(Interface dataset entries)
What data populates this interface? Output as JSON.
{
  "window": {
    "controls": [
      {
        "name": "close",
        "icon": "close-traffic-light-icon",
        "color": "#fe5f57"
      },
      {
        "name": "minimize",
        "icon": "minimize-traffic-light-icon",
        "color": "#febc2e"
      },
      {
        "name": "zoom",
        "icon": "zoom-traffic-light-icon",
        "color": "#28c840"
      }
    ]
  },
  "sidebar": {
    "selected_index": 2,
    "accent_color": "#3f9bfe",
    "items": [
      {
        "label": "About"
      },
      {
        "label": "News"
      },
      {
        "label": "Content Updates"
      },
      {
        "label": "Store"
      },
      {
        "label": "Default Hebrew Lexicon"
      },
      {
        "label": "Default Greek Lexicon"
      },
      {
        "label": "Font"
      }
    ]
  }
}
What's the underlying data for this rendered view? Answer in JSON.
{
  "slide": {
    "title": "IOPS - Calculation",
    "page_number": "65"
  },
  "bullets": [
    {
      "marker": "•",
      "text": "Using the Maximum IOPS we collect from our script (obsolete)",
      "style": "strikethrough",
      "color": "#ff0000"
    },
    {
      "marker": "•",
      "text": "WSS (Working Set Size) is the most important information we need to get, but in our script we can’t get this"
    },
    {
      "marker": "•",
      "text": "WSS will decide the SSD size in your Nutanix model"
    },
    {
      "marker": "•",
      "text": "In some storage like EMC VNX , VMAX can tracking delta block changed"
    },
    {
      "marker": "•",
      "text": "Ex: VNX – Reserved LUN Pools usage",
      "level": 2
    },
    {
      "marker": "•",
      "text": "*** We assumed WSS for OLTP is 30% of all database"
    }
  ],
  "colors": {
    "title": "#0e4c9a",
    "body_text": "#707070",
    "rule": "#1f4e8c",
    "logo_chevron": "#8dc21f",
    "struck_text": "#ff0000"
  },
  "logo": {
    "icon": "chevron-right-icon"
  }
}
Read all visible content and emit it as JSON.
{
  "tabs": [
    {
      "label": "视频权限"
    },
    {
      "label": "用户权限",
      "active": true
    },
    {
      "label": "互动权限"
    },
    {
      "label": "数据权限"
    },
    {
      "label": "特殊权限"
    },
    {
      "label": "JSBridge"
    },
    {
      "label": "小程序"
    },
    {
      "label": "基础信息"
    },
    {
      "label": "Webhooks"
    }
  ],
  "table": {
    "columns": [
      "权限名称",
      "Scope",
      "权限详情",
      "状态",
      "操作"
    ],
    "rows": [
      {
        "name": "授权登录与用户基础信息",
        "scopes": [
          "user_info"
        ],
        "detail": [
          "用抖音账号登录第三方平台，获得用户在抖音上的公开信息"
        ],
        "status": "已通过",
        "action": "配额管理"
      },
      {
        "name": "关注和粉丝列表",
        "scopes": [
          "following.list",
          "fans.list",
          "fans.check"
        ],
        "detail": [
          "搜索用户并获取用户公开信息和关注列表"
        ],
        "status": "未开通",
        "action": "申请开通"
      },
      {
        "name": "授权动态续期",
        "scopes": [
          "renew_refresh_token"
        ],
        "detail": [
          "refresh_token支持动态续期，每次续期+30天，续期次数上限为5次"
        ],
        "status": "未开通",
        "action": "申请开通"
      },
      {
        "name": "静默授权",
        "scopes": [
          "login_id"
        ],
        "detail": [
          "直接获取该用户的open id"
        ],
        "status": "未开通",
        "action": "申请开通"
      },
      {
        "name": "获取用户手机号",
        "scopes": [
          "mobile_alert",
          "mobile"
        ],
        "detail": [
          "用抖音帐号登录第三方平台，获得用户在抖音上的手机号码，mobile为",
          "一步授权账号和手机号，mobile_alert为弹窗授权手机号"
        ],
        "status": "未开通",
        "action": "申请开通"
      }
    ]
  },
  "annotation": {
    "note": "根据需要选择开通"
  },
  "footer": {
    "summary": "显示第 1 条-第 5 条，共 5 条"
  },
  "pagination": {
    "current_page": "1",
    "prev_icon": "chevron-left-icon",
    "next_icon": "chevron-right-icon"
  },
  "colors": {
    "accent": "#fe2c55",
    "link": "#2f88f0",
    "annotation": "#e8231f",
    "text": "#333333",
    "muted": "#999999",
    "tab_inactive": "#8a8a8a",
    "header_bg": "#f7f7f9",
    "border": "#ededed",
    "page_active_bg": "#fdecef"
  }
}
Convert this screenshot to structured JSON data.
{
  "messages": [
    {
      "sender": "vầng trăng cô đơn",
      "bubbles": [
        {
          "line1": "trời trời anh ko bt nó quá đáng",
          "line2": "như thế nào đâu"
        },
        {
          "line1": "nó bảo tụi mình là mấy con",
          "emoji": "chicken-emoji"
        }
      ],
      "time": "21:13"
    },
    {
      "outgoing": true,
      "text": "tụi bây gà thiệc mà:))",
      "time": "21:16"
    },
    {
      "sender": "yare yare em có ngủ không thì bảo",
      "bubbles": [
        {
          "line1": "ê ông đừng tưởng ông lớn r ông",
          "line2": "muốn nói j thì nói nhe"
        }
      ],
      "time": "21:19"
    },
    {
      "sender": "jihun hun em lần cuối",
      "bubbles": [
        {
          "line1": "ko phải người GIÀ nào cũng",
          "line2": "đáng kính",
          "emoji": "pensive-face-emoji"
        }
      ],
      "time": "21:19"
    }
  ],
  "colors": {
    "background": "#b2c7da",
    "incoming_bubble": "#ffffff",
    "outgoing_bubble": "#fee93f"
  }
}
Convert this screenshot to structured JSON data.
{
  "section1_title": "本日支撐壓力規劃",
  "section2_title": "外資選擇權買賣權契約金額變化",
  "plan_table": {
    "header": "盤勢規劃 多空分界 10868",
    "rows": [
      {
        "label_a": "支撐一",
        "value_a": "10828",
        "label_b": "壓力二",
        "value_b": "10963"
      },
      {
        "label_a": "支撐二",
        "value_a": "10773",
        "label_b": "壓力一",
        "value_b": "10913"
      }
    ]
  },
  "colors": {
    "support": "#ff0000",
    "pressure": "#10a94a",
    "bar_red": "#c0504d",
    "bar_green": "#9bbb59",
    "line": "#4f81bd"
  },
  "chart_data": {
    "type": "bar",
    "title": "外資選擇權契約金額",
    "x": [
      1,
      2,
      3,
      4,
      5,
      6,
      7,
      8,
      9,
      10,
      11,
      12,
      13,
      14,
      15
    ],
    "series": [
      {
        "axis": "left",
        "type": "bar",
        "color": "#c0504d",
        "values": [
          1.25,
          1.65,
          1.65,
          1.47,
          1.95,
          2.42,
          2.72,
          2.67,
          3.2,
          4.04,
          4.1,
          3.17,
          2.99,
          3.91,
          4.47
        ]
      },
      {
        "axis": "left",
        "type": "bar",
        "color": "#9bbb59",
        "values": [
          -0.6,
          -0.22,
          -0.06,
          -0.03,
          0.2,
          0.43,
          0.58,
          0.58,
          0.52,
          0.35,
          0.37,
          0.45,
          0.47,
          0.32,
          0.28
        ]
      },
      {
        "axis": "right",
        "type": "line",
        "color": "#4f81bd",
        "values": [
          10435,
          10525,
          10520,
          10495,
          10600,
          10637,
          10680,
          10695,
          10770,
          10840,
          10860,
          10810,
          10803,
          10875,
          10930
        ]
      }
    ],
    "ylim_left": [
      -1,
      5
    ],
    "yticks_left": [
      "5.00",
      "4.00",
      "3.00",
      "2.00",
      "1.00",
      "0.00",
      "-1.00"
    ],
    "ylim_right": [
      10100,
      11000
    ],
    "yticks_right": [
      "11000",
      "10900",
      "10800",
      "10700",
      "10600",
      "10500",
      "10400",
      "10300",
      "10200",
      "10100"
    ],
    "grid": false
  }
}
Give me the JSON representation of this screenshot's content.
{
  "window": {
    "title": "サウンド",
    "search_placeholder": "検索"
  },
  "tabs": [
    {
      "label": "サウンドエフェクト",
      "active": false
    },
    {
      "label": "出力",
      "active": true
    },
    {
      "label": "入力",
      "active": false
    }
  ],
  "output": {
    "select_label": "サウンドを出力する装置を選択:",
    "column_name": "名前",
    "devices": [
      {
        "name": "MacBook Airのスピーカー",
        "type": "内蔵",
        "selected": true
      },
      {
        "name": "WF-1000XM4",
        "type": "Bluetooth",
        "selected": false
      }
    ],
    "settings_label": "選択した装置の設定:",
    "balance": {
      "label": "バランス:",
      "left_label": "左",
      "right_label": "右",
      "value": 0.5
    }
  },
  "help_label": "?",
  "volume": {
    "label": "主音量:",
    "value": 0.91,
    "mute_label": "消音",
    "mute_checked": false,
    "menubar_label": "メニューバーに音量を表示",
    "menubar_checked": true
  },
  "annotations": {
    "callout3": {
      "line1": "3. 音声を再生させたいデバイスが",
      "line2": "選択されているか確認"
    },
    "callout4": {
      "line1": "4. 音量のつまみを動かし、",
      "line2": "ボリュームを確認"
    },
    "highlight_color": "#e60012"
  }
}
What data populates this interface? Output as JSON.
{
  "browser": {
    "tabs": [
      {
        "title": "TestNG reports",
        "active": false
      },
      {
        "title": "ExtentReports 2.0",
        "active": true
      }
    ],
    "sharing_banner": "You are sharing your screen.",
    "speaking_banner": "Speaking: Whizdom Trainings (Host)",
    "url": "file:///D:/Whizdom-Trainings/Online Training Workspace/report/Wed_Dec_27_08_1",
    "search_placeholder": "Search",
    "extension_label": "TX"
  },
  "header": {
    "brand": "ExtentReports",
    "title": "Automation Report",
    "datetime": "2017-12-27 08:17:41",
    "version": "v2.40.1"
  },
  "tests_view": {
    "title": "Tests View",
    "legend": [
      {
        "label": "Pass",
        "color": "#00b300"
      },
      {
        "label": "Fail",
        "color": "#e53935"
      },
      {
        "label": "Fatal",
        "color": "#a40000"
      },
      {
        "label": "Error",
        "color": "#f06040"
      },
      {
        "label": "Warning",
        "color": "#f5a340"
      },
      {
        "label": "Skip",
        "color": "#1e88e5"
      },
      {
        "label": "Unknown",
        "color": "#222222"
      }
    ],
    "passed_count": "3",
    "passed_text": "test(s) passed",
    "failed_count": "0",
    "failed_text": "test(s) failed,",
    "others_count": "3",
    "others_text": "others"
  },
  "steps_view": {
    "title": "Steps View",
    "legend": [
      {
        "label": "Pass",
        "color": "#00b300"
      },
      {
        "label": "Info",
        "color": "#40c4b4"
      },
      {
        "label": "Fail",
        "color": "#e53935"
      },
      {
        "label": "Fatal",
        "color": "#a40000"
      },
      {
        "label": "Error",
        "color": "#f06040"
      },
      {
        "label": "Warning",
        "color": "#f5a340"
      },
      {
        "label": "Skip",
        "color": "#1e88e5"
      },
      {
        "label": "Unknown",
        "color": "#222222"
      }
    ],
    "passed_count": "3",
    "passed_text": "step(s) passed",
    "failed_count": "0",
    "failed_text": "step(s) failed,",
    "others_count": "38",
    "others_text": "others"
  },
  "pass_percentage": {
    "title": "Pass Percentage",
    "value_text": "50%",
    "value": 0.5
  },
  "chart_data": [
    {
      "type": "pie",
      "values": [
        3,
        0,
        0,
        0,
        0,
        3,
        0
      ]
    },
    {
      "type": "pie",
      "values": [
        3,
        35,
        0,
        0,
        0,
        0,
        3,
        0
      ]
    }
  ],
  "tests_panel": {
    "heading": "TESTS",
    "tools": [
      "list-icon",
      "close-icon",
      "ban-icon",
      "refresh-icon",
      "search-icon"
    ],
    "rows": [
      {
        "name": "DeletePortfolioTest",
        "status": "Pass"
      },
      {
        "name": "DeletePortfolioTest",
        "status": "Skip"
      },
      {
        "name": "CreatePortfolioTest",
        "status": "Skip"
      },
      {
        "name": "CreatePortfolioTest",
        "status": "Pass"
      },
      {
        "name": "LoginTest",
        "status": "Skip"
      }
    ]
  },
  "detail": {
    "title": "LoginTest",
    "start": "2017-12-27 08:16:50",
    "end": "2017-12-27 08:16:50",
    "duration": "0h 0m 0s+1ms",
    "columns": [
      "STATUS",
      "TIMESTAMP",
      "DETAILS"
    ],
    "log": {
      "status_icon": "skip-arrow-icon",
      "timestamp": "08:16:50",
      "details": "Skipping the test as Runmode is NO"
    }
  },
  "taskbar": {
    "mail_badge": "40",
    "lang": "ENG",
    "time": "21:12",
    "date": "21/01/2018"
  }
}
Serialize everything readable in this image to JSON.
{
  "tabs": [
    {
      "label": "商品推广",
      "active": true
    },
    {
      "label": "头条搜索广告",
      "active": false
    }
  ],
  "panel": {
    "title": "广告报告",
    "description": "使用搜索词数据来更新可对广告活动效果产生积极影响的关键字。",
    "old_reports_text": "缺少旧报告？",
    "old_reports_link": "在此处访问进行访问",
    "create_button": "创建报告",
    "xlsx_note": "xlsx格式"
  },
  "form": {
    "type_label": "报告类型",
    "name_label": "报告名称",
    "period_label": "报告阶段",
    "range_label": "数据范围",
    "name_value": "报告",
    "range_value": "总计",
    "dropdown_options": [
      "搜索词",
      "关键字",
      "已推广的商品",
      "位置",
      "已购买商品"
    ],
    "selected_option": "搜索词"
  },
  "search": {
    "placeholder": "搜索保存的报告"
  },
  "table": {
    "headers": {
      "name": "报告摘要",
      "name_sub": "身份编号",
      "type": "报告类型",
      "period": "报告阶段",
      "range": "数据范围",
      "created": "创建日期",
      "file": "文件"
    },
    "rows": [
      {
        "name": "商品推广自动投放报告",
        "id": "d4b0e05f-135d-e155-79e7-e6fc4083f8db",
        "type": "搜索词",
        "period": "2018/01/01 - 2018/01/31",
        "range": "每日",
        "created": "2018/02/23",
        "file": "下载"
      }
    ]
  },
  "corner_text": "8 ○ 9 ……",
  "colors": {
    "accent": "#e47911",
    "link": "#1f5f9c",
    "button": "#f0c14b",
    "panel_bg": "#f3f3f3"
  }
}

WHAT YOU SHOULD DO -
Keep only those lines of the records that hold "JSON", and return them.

TASK ANSWER -
What data populates this interface? Output as JSON.
What's the underlying data for this rendered view? Answer in JSON.
Read all visible content and emit it as JSON.
Convert this screenshot to structured JSON data.
Convert this screenshot to structured JSON data.
Give me the JSON representation of this screenshot's content.
What data populates this interface? Output as JSON.
Serialize everything readable in this image to JSON.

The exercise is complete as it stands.